If we could all gather 95% of the food we ate within a 10 mile radius of our home…just imagine what a difference that would make for our planet!
So, with all that being said. I’d like to share with you meal plan #2. This week I fiddled with the breakfasts a bit, figuring as I find new things that are winners I will gradually introduce more to that category. I cannot eat eggs straight up, but I can eat them cooked in things in limited quantity. My kids can probably eat eggs once a week, but anything more than that equals tummy aches. So breakfasts I need to get a bit creative for. As for lunches and my own sanity, I am just kinda sticking to the same rotation week to week. Dinners, as I explained last week, consist of finding/making recipes made up of my seven meal bases.
Seven Meal Bases
stew beef (crock pot)
roasted whole chicken (crock pot)
I’m getting a good glimpse/laugh at the meals that wind up being a hit with one person or another. “Yes, we’ll eat that again,” I say. “Next month.” This way nothing gets eaten to death…they just have to wait until that meal rolls back around!
Menu Plan #1
Meal Plan #2
Breakfast: sausage patties with apple slices
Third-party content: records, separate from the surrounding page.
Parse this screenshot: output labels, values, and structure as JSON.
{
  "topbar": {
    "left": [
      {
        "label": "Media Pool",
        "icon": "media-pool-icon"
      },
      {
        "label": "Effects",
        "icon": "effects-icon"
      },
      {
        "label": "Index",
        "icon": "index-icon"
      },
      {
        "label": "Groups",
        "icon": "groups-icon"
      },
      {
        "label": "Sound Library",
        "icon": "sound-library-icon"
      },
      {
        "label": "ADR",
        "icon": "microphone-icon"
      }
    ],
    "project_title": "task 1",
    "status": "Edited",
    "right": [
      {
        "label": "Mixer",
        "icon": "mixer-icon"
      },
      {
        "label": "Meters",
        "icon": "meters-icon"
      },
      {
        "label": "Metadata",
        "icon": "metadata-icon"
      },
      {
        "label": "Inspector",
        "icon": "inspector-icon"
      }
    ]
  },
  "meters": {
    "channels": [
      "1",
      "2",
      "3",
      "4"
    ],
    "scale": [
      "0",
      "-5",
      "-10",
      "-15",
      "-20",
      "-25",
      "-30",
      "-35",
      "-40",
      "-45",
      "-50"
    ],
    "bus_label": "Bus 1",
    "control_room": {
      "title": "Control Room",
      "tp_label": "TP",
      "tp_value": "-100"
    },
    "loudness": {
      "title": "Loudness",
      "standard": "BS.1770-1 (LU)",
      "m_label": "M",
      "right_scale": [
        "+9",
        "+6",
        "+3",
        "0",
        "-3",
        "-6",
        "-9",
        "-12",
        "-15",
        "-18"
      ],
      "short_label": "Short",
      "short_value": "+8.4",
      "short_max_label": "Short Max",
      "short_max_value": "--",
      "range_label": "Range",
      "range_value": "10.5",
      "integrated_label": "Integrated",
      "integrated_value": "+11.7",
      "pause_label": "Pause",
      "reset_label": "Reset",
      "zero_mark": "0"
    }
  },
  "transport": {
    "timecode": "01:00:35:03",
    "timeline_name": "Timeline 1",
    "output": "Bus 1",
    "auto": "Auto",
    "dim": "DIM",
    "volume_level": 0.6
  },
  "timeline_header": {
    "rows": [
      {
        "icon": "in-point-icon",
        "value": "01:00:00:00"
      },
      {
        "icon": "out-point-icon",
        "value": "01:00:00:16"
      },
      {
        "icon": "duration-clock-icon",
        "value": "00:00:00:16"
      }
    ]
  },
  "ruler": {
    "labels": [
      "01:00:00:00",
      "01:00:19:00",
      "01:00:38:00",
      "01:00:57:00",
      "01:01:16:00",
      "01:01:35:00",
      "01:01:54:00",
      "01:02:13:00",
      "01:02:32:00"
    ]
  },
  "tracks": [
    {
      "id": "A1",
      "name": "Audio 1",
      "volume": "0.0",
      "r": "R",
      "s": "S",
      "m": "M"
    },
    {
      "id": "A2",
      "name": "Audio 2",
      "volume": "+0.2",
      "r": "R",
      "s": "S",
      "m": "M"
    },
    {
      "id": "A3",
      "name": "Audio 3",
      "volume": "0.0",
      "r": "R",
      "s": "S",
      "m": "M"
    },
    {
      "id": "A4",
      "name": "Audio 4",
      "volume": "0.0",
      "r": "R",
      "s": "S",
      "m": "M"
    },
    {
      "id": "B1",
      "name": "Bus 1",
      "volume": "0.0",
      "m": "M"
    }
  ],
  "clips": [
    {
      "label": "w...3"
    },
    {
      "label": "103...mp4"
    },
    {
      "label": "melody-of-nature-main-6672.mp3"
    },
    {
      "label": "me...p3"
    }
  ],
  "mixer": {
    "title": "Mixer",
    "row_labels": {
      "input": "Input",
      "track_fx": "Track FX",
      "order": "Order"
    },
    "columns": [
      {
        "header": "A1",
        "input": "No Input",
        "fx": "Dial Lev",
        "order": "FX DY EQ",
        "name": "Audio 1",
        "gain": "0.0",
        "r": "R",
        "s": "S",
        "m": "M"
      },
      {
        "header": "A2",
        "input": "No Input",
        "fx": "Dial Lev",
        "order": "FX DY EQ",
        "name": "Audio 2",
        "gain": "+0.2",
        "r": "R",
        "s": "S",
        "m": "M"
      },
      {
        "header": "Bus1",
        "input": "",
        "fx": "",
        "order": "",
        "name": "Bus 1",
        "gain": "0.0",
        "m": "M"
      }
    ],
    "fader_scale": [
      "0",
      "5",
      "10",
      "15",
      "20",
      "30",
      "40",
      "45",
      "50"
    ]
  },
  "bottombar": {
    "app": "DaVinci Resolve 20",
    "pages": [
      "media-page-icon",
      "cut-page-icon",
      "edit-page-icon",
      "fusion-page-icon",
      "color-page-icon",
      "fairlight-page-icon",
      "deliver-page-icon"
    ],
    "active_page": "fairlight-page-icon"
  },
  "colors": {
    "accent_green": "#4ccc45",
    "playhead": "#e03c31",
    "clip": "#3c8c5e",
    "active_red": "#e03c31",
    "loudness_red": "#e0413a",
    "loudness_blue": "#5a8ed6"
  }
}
Lunch: tuna salad salad (mayonnaise recipe here)
Dinner: slow cooked beef stew over mashed potatoes (this one has been our favorite beef stew by far)
Breakfast: winter fruit bowl (I varied the ingredients a bit and whirled almonds, cashews, brazil nuts and chocolate chips in the vitamix for the topping)
Lunch: hot dogs and sauerkraut
Dinner: whole chicken (crock pot) with veggies
Breakfast: grain-free granola with nut milk (I made the granola with maple syrup, ghee and large coconut flakes…and added raisins after baking. Delicious!)
Lunch: leftover chicken salad salad
Dinner: pan fried steaks with roasted acorn squash and salad
Breakfast: sweet potato pancakes
Lunch: veggie one pot stew
Dinner: shepherd’s pie and sauteed garlic kale
Breakfast: sweet potato pancakes with strawberry jam
Lunch: hot dogs and sauerkraut
Dinner: jerk chicken and pineapple bowls with roasted delicata squash and sauteed spinach
Breakfast: gluten free Sunday pancakes
Lunch: onion soup with cheesy cauliflower
Dinner: pizza stuffed sweet potatoes